What you are asked to do » Lines where the string "text" appears are to be copied from the entries below.

═══ Exercise inputs

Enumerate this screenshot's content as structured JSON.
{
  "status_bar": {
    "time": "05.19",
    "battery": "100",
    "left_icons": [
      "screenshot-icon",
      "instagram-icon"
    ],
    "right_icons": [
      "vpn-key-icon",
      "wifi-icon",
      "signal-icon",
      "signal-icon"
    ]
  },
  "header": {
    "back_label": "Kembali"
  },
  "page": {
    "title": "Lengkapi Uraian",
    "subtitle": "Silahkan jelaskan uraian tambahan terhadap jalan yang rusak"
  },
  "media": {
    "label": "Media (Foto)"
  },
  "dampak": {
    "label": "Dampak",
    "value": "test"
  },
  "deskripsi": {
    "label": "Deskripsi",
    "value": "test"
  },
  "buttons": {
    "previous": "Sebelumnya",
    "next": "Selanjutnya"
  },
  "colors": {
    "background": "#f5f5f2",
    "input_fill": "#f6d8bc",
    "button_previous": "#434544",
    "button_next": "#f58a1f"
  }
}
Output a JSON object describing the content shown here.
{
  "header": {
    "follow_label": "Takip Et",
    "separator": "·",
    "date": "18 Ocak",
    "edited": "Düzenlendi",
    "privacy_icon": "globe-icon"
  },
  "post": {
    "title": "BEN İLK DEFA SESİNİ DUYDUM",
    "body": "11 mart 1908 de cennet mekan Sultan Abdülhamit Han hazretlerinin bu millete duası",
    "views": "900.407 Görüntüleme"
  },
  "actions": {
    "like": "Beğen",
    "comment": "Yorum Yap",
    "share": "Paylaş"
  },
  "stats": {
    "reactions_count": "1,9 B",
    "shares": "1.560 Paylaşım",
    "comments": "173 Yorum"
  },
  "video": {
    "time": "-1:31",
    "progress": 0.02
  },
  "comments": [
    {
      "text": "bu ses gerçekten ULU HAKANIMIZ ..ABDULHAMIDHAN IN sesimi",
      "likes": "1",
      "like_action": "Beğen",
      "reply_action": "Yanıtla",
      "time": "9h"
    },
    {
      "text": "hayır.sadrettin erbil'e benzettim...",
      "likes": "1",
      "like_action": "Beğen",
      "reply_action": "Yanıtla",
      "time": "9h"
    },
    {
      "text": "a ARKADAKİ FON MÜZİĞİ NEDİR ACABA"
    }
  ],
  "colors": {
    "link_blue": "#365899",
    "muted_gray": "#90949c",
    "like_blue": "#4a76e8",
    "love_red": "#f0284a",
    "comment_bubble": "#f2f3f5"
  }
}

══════

Task solution »
      "text": "bu ses gerçekten ULU HAKANIMIZ ..ABDULHAMIDHAN IN sesimi",
      "text": "hayır.sadrettin erbil'e benzettim...",
      "text": "a ARKADAKİ FON MÜZİĞİ NEDİR ACABA"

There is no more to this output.